Would you set down the lines running from the one that holds "Serialize everything readable" to the final line of the listing, both included, exactly and with no others?

━━━━━ RECORDS TO USE

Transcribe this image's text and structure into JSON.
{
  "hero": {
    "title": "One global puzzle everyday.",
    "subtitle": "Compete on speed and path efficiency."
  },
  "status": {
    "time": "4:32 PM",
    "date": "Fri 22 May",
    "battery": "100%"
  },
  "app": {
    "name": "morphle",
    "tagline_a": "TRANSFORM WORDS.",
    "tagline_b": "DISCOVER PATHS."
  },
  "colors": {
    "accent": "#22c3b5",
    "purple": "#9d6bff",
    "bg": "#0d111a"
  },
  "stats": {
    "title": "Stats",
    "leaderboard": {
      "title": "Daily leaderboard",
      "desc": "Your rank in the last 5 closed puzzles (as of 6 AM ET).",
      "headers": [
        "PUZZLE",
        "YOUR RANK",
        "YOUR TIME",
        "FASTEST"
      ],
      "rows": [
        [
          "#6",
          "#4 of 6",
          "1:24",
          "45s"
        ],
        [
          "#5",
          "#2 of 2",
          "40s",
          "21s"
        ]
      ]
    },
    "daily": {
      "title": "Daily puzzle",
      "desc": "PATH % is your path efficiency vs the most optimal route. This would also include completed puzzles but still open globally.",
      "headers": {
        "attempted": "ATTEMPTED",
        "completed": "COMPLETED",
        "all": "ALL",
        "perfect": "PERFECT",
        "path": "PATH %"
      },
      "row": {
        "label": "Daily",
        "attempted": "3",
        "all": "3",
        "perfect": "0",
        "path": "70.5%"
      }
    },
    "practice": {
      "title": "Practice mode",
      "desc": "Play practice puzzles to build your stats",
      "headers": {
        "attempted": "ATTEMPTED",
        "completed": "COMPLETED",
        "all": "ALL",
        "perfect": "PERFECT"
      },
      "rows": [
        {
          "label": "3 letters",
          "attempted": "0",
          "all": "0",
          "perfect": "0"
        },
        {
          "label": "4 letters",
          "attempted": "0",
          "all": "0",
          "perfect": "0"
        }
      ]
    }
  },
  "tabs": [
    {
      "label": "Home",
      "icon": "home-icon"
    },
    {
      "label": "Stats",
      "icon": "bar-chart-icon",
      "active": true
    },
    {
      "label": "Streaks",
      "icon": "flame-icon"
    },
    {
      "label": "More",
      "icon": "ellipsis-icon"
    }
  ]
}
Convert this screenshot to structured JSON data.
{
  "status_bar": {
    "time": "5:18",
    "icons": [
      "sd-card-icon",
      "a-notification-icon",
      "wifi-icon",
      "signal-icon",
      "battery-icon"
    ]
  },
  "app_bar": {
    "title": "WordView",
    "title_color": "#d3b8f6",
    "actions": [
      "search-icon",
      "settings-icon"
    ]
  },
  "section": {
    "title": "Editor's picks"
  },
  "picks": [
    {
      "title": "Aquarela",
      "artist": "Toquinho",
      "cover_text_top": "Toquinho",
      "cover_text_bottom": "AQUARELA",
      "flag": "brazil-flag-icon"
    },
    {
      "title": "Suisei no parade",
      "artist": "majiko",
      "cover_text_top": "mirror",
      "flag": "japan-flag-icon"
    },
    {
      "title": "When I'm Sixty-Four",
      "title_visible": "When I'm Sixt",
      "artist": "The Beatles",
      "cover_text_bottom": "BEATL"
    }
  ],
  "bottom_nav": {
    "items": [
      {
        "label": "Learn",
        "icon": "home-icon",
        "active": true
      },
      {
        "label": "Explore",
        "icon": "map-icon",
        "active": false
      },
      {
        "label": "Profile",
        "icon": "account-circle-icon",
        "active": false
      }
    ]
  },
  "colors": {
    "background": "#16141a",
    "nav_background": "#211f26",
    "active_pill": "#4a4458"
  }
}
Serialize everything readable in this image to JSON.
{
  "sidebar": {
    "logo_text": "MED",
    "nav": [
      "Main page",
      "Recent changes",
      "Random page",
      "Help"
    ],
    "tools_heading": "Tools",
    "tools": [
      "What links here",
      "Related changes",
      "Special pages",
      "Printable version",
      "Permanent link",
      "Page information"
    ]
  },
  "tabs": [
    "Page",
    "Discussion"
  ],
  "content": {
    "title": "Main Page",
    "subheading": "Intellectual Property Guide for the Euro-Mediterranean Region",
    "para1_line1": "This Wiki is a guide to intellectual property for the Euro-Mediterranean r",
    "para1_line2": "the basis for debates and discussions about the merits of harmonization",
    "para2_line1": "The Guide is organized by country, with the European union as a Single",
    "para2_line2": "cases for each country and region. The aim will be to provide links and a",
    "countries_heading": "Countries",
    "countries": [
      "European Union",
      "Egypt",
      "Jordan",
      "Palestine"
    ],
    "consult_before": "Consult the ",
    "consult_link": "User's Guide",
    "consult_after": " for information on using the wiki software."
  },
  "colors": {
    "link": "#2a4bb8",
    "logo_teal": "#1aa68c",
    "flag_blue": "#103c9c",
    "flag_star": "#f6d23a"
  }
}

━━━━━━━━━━

» **EXERCISE RESPONSE**:
Serialize everything readable in this image to JSON.
{
  "sidebar": {
    "logo_text": "MED",
    "nav": [
      "Main page",
      "Recent changes",
      "Random page",
      "Help"
    ],
    "tools_heading": "Tools",
    "tools": [
      "What links here",
      "Related changes",
      "Special pages",
      "Printable version",
      "Permanent link",
      "Page information"
    ]
  },
  "tabs": [
    "Page",
    "Discussion"
  ],
  "content": {
    "title": "Main Page",
    "subheading": "Intellectual Property Guide for the Euro-Mediterranean Region",
    "para1_line1": "This Wiki is a guide to intellectual property for the Euro-Mediterranean r",
    "para1_line2": "the basis for debates and discussions about the merits of harmonization",
    "para2_line1": "The Guide is organized by country, with the European union as a Single",
    "para2_line2": "cases for each country and region. The aim will be to provide links and a",
    "countries_heading": "Countries",
    "countries": [
      "European Union",
      "Egypt",
      "Jordan",
      "Palestine"
    ],
    "consult_before": "Consult the ",
    "consult_link": "User's Guide",
    "consult_after": " for information on using the wiki software."
  },
  "colors": {
    "link": "#2a4bb8",
    "logo_teal": "#1aa68c",
    "flag_blue": "#103c9c",
    "flag_star": "#f6d23a"
  }
}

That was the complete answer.